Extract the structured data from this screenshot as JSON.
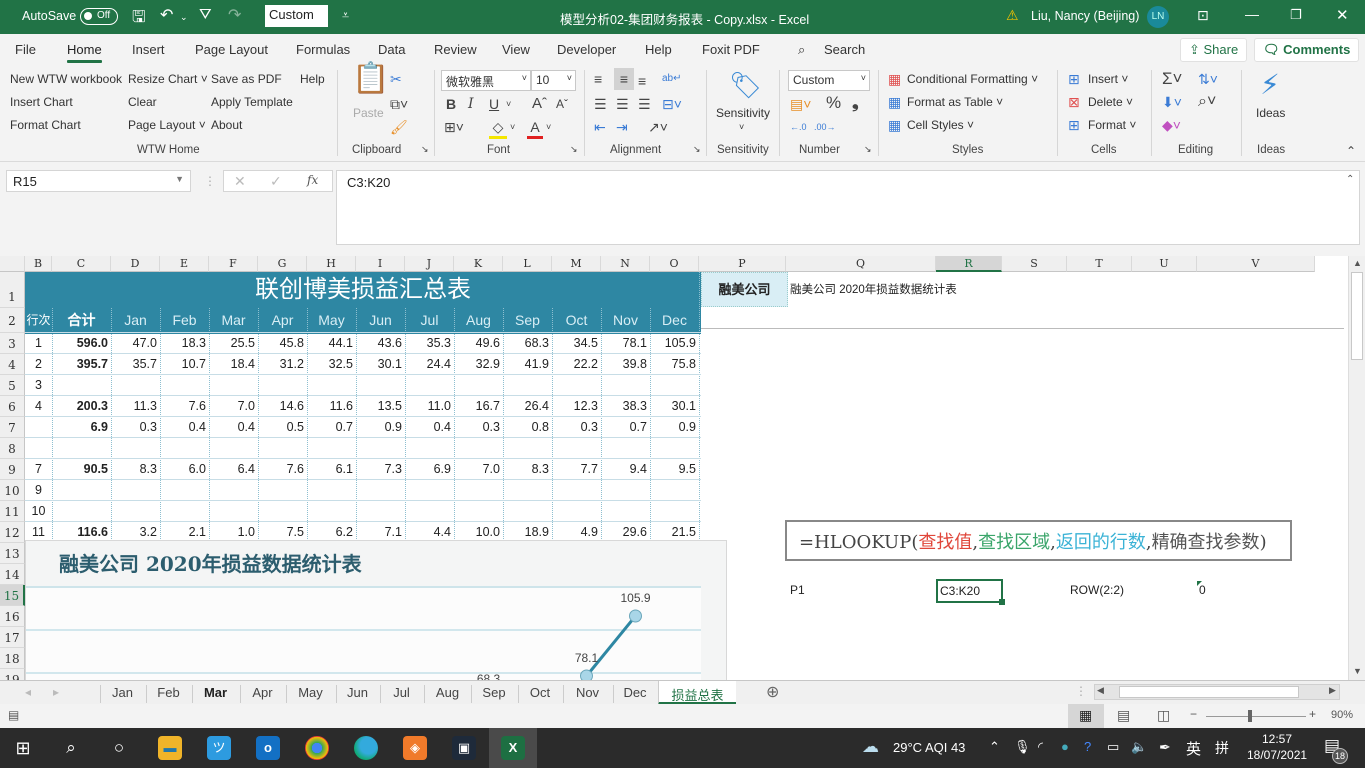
{
  "titlebar": {
    "autosave_label": "AutoSave",
    "autosave_state": "Off",
    "qat_style_value": "Custom",
    "doc_title": "模型分析02-集团财务报表 - Copy.xlsx  -  Excel",
    "user_name": "Liu, Nancy (Beijing)",
    "user_initials": "LN"
  },
  "ribbon_tabs": [
    "File",
    "Home",
    "Insert",
    "Page Layout",
    "Formulas",
    "Data",
    "Review",
    "View",
    "Developer",
    "Help",
    "Foxit PDF"
  ],
  "active_tab": "Home",
  "search_label": "Search",
  "share_label": "Share",
  "comments_label": "Comments",
  "wtw": {
    "items": [
      "New WTW workbook",
      "Insert Chart",
      "Format Chart",
      "Resize Chart",
      "Clear",
      "Page Layout",
      "Save as PDF",
      "Apply Template",
      "About",
      "Help"
    ],
    "group": "WTW Home"
  },
  "clipboard": {
    "paste": "Paste",
    "group": "Clipboard"
  },
  "font": {
    "name": "微软雅黑",
    "size": "10",
    "group": "Font"
  },
  "alignment": {
    "group": "Alignment"
  },
  "sensitivity": {
    "label": "Sensitivity",
    "group": "Sensitivity"
  },
  "number": {
    "format": "Custom",
    "group": "Number"
  },
  "styles": {
    "conditional": "Conditional Formatting",
    "format_table": "Format as Table",
    "cell_styles": "Cell Styles",
    "group": "Styles"
  },
  "cells": {
    "insert": "Insert",
    "delete": "Delete",
    "format": "Format",
    "group": "Cells"
  },
  "editing": {
    "group": "Editing"
  },
  "ideas": {
    "label": "Ideas",
    "group": "Ideas"
  },
  "formula_bar": {
    "name_box": "R15",
    "formula": "C3:K20"
  },
  "columns": [
    "B",
    "C",
    "D",
    "E",
    "F",
    "G",
    "H",
    "I",
    "J",
    "K",
    "L",
    "M",
    "N",
    "O",
    "P",
    "Q",
    "R",
    "S",
    "T",
    "U",
    "V"
  ],
  "rows": [
    "1",
    "2",
    "3",
    "4",
    "5",
    "6",
    "7",
    "8",
    "9",
    "10",
    "11",
    "12",
    "13",
    "14",
    "15",
    "16",
    "17",
    "18",
    "19"
  ],
  "selected_col": "R",
  "selected_row": "15",
  "table": {
    "title": "联创博美损益汇总表",
    "headers": [
      "行次",
      "合计",
      "Jan",
      "Feb",
      "Mar",
      "Apr",
      "May",
      "Jun",
      "Jul",
      "Aug",
      "Sep",
      "Oct",
      "Nov",
      "Dec"
    ],
    "rows": [
      [
        "1",
        "596.0",
        "47.0",
        "18.3",
        "25.5",
        "45.8",
        "44.1",
        "43.6",
        "35.3",
        "49.6",
        "68.3",
        "34.5",
        "78.1",
        "105.9"
      ],
      [
        "2",
        "395.7",
        "35.7",
        "10.7",
        "18.4",
        "31.2",
        "32.5",
        "30.1",
        "24.4",
        "32.9",
        "41.9",
        "22.2",
        "39.8",
        "75.8"
      ],
      [
        "3",
        "",
        "",
        "",
        "",
        "",
        "",
        "",
        "",
        "",
        "",
        "",
        "",
        ""
      ],
      [
        "4",
        "200.3",
        "11.3",
        "7.6",
        "7.0",
        "14.6",
        "11.6",
        "13.5",
        "11.0",
        "16.7",
        "26.4",
        "12.3",
        "38.3",
        "30.1"
      ],
      [
        "",
        "6.9",
        "0.3",
        "0.4",
        "0.4",
        "0.5",
        "0.7",
        "0.9",
        "0.4",
        "0.3",
        "0.8",
        "0.3",
        "0.7",
        "0.9"
      ],
      [
        "",
        "",
        "",
        "",
        "",
        "",
        "",
        "",
        "",
        "",
        "",
        "",
        "",
        ""
      ],
      [
        "7",
        "90.5",
        "8.3",
        "6.0",
        "6.4",
        "7.6",
        "6.1",
        "7.3",
        "6.9",
        "7.0",
        "8.3",
        "7.7",
        "9.4",
        "9.5"
      ],
      [
        "9",
        "",
        "",
        "",
        "",
        "",
        "",
        "",
        "",
        "",
        "",
        "",
        "",
        ""
      ],
      [
        "10",
        "",
        "",
        "",
        "",
        "",
        "",
        "",
        "",
        "",
        "",
        "",
        "",
        ""
      ],
      [
        "11",
        "116.6",
        "3.2",
        "2.1",
        "1.0",
        "7.5",
        "6.2",
        "7.1",
        "4.4",
        "10.0",
        "18.9",
        "4.9",
        "29.6",
        "21.5"
      ]
    ]
  },
  "side": {
    "p1_label": "融美公司",
    "q1_text": "融美公司  2020年损益数据统计表",
    "hlookup_prefix": "=HLOOKUP(",
    "hlookup_arg1": "查找值",
    "hlookup_arg2": "查找区域",
    "hlookup_arg3": "返回的行数",
    "hlookup_arg4": "精确查找参数",
    "hlookup_suffix": ")",
    "sep": ",",
    "p15": "P1",
    "r15": "C3:K20",
    "t15": "ROW(2:2)",
    "u15": "0",
    "colors": {
      "arg1": "#e0463a",
      "arg2": "#3aa56a",
      "arg3": "#3bb3d6",
      "arg4": "#555555"
    }
  },
  "chart_data": {
    "type": "line",
    "title": "融美公司  2020年损益数据统计表",
    "visible_points": [
      {
        "x": "Sep",
        "y": 68.3,
        "label": "68.3"
      },
      {
        "x": "Nov",
        "y": 78.1,
        "label": "78.1"
      },
      {
        "x": "Dec",
        "y": 105.9,
        "label": "105.9"
      }
    ],
    "color": "#2e87a3",
    "marker_fill": "#a9d6e8",
    "grid": true
  },
  "sheet_tabs": [
    "Jan",
    "Feb",
    "Mar",
    "Apr",
    "May",
    "Jun",
    "Jul",
    "Aug",
    "Sep",
    "Oct",
    "Nov",
    "Dec",
    "损益总表"
  ],
  "active_sheet": "损益总表",
  "status": {
    "zoom": "90%"
  },
  "taskbar": {
    "weather": "29°C  AQI 43",
    "ime1": "英",
    "ime2": "拼",
    "time": "12:57",
    "date": "18/07/2021",
    "notifications": "18"
  }
}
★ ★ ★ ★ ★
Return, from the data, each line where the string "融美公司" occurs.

    "p1_label": "融美公司",
    "q1_text": "融美公司  2020年损益数据统计表",
    "title": "融美公司  2020年损益数据统计表",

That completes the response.